* _WHAT NEEDS TO BE DONE_
Each entry below must appear in the output exactly as written.

* _RECORDS PROVIDED_
►
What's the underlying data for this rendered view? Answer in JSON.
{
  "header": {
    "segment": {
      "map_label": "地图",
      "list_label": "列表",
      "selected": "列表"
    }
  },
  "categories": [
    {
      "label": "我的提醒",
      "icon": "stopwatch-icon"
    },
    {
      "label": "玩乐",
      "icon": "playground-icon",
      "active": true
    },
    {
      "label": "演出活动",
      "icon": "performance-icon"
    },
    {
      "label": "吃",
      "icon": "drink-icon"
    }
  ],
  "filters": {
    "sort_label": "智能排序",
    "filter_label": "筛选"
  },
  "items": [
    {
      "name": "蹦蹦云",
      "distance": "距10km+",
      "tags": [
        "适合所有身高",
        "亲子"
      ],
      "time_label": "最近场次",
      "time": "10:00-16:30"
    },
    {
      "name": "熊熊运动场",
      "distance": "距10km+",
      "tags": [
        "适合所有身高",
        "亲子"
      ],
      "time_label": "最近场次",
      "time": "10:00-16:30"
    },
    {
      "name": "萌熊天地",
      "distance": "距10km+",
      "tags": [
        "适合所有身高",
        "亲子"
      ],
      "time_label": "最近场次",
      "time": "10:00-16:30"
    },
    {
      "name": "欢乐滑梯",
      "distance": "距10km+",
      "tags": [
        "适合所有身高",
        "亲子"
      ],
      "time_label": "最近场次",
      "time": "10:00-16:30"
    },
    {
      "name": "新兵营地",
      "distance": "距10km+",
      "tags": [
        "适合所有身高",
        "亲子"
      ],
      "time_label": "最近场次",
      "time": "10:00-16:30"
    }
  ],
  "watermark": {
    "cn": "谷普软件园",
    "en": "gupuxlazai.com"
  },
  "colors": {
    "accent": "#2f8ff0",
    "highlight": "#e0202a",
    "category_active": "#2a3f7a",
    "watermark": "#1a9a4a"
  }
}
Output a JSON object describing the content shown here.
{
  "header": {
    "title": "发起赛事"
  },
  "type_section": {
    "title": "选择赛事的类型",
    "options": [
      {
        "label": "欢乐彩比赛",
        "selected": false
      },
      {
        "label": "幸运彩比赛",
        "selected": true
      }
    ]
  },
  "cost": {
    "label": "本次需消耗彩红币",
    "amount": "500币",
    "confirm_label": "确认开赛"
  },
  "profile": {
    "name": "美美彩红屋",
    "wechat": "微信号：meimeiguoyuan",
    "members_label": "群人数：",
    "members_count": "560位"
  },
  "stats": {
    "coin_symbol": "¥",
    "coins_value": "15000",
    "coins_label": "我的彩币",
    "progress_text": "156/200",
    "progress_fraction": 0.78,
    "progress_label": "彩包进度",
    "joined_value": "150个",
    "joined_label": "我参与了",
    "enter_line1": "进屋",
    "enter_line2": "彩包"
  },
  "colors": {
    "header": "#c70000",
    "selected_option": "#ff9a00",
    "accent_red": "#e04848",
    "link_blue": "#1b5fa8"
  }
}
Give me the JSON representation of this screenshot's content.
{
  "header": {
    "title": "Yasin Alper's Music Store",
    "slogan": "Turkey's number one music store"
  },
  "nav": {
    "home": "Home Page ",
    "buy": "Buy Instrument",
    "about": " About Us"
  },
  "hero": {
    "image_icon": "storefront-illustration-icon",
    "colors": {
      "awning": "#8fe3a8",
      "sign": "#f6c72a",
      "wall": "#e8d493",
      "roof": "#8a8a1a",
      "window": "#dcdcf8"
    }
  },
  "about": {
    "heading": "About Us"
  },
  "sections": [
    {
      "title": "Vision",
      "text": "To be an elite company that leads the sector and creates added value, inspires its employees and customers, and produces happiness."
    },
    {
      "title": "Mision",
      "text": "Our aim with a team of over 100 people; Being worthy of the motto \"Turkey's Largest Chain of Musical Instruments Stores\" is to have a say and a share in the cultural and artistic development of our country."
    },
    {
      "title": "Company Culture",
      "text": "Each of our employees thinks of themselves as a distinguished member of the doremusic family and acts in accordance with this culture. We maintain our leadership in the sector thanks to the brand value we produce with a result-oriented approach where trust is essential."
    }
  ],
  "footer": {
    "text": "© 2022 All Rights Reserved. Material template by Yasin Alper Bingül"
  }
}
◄
* _RESULT OF THE EXERCISE_
What's the underlying data for this rendered view? Answer in JSON.
{
  "header": {
    "segment": {
      "map_label": "地图",
      "list_label": "列表",
      "selected": "列表"
    }
  },
  "categories": [
    {
      "label": "我的提醒",
      "icon": "stopwatch-icon"
    },
    {
      "label": "玩乐",
      "icon": "playground-icon",
      "active": true
    },
    {
      "label": "演出活动",
      "icon": "performance-icon"
    },
    {
      "label": "吃",
      "icon": "drink-icon"
    }
  ],
  "filters": {
    "sort_label": "智能排序",
    "filter_label": "筛选"
  },
  "items": [
    {
      "name": "蹦蹦云",
      "distance": "距10km+",
      "tags": [
        "适合所有身高",
        "亲子"
      ],
      "time_label": "最近场次",
      "time": "10:00-16:30"
    },
    {
      "name": "熊熊运动场",
      "distance": "距10km+",
      "tags": [
        "适合所有身高",
        "亲子"
      ],
      "time_label": "最近场次",
      "time": "10:00-16:30"
    },
    {
      "name": "萌熊天地",
      "distance": "距10km+",
      "tags": [
        "适合所有身高",
        "亲子"
      ],
      "time_label": "最近场次",
      "time": "10:00-16:30"
    },
    {
      "name": "欢乐滑梯",
      "distance": "距10km+",
      "tags": [
        "适合所有身高",
        "亲子"
      ],
      "time_label": "最近场次",
      "time": "10:00-16:30"
    },
    {
      "name": "新兵营地",
      "distance": "距10km+",
      "tags": [
        "适合所有身高",
        "亲子"
      ],
      "time_label": "最近场次",
      "time": "10:00-16:30"
    }
  ],
  "watermark": {
    "cn": "谷普软件园",
    "en": "gupuxlazai.com"
  },
  "colors": {
    "accent": "#2f8ff0",
    "highlight": "#e0202a",
    "category_active": "#2a3f7a",
    "watermark": "#1a9a4a"
  }
}
Output a JSON object describing the content shown here.
{
  "header": {
    "title": "发起赛事"
  },
  "type_section": {
    "title": "选择赛事的类型",
    "options": [
      {
        "label": "欢乐彩比赛",
        "selected": false
      },
      {
        "label": "幸运彩比赛",
        "selected": true
      }
    ]
  },
  "cost": {
    "label": "本次需消耗彩红币",
    "amount": "500币",
    "confirm_label": "确认开赛"
  },
  "profile": {
    "name": "美美彩红屋",
    "wechat": "微信号：meimeiguoyuan",
    "members_label": "群人数：",
    "members_count": "560位"
  },
  "stats": {
    "coin_symbol": "¥",
    "coins_value": "15000",
    "coins_label": "我的彩币",
    "progress_text": "156/200",
    "progress_fraction": 0.78,
    "progress_label": "彩包进度",
    "joined_value": "150个",
    "joined_label": "我参与了",
    "enter_line1": "进屋",
    "enter_line2": "彩包"
  },
  "colors": {
    "header": "#c70000",
    "selected_option": "#ff9a00",
    "accent_red": "#e04848",
    "link_blue": "#1b5fa8"
  }
}
Give me the JSON representation of this screenshot's content.
{
  "header": {
    "title": "Yasin Alper's Music Store",
    "slogan": "Turkey's number one music store"
  },
  "nav": {
    "home": "Home Page ",
    "buy": "Buy Instrument",
    "about": " About Us"
  },
  "hero": {
    "image_icon": "storefront-illustration-icon",
    "colors": {
      "awning": "#8fe3a8",
      "sign": "#f6c72a",
      "wall": "#e8d493",
      "roof": "#8a8a1a",
      "window": "#dcdcf8"
    }
  },
  "about": {
    "heading": "About Us"
  },
  "sections": [
    {
      "title": "Vision",
      "text": "To be an elite company that leads the sector and creates added value, inspires its employees and customers, and produces happiness."
    },
    {
      "title": "Mision",
      "text": "Our aim with a team of over 100 people; Being worthy of the motto \"Turkey's Largest Chain of Musical Instruments Stores\" is to have a say and a share in the cultural and artistic development of our country."
    },
    {
      "title": "Company Culture",
      "text": "Each of our employees thinks of themselves as a distinguished member of the doremusic family and acts in accordance with this culture. We maintain our leadership in the sector thanks to the brand value we produce with a result-oriented approach where trust is essential."
    }
  ],
  "footer": {
    "text": "© 2022 All Rights Reserved. Material template by Yasin Alper Bingül"
  }
}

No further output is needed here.